Re: Match the starting \>
by ww (Archbishop) on May 15, 2009 at 11:16 UTC

    Given lack of clarity in OP and the possibility that the OP is trying to convey the notion of word boundaries, it seems fair to ask:

    sandy1028: do you mean text which actually includes literal instances of backslash followed by a greater_than or less_than sign? (and what sort of textual material uses such a notation?)

    ...or did you use well-intentioned (but incorrect, see CountZero's and cdarke's notes above) code notation in the title and text?
    ...or do you mean something else entirely?

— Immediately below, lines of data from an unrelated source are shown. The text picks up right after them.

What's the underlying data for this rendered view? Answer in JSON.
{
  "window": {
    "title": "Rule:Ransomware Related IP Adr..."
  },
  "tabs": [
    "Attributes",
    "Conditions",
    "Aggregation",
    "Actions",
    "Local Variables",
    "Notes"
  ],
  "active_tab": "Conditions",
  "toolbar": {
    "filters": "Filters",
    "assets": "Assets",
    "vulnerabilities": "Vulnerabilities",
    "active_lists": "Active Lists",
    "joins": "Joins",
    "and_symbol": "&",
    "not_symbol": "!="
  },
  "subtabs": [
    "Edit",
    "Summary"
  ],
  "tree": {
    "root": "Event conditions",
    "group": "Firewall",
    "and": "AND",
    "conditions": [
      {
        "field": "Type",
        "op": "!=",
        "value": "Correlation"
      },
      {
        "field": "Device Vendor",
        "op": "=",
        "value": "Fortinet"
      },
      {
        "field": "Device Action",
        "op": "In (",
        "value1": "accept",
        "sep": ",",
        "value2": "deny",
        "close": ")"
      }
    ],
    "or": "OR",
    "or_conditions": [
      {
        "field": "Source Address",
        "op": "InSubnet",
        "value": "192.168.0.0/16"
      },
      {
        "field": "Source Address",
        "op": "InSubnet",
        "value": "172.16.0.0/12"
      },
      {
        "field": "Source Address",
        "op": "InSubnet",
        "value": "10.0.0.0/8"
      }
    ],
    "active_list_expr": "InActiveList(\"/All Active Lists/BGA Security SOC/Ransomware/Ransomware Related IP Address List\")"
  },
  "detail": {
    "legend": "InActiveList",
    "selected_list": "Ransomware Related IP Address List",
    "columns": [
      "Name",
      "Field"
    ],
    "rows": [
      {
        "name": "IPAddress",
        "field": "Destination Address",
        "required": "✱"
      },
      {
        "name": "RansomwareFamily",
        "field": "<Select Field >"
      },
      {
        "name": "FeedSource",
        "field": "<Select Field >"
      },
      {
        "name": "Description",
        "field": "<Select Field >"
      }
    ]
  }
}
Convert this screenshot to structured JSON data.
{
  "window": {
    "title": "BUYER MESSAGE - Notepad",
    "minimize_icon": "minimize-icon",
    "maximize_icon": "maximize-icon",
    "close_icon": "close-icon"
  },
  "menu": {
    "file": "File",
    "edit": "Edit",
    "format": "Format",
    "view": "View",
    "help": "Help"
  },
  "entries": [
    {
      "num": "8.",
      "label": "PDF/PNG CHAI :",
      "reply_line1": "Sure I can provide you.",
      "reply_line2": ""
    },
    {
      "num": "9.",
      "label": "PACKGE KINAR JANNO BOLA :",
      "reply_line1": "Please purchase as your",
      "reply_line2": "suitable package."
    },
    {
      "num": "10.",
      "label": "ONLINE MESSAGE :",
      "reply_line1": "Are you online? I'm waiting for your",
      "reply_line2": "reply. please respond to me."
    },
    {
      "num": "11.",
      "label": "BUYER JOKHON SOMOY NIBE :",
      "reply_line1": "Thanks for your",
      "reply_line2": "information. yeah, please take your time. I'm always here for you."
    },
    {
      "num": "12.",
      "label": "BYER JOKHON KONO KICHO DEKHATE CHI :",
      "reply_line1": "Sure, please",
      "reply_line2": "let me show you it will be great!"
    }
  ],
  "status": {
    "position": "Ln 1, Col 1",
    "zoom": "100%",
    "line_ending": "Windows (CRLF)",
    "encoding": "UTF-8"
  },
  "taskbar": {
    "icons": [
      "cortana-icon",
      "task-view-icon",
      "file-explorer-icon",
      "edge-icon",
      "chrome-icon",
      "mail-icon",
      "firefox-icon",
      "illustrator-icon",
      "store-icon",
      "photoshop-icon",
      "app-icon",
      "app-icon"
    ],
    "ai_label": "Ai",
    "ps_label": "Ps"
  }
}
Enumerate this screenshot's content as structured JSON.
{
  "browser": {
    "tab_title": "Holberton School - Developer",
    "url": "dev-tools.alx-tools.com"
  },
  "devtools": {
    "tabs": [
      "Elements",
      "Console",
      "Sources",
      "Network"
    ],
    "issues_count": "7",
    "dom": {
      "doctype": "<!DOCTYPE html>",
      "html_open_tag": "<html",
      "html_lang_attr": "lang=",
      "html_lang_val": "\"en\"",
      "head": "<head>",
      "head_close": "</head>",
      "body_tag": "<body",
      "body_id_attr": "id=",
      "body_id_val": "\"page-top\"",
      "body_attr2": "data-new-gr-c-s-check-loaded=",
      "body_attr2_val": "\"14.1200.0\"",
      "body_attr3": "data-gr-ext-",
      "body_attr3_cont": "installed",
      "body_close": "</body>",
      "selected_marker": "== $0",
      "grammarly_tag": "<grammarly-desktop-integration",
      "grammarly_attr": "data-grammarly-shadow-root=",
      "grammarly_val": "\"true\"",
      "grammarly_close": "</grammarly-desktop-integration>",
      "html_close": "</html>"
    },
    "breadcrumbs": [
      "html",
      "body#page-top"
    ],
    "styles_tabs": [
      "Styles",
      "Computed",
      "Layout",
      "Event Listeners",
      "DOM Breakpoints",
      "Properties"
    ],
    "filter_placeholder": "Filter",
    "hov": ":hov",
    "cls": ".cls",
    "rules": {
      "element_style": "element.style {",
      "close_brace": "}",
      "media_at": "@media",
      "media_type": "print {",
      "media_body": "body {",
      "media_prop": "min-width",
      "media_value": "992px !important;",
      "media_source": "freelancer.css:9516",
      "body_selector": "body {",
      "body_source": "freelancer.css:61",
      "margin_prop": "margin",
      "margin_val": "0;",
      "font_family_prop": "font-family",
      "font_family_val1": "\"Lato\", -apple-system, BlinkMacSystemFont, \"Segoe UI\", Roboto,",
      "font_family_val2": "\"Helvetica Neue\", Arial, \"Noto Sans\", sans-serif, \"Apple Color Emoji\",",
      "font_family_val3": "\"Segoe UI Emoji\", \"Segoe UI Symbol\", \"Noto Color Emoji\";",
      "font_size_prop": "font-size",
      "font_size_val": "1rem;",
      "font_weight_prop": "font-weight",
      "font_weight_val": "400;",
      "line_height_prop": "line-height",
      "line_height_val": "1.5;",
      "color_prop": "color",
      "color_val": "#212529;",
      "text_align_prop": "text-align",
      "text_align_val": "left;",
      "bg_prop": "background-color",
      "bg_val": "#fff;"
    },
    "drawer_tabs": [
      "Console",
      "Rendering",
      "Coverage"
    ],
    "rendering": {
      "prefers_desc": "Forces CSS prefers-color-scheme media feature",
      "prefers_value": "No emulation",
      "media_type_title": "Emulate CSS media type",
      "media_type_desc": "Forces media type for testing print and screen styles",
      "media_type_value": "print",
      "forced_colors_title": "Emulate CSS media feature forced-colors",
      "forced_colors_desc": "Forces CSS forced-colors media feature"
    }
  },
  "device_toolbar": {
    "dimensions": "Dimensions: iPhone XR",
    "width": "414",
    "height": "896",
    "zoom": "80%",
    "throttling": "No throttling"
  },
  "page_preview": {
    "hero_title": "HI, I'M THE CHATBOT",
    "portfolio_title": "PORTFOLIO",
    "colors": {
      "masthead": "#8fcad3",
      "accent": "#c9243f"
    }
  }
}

    Note that most of the regexen assume OP unnecessarily backwhacked < and > in confusion over Perl's regex syntax; if the text does indeed include sequences like those shown in OP and greater_than or less_than symbols which are not preceded by backslashes, you will have to modify the regexen to:

    • use alternate delimiters (such as m!/[<>]!
    • escape the backslashes.

    and, just BTW, since I don't see it mentioned elsewhere (...cleans coke bottle lenses), your /i modifier is useless: case insensitivity is not a relevant concept for the chars you discuss.

Re: Match the starting \>
by Crian (Curate) on May 15, 2009 at 08:47 UTC

    You do not have to test the appearance of < and > bevor deleting them.

    if (/</) { s/<//; }

    does nothing different to

      ...does nothing different

      it could do something different, though, if you stick more closely to what the original code was:

      if (/</) { s/^<\s//; # remove "< " at beginning of line # something with lines that do/did contain a '<' anywhere }

      (not sure whether that is what the OP intended, though...)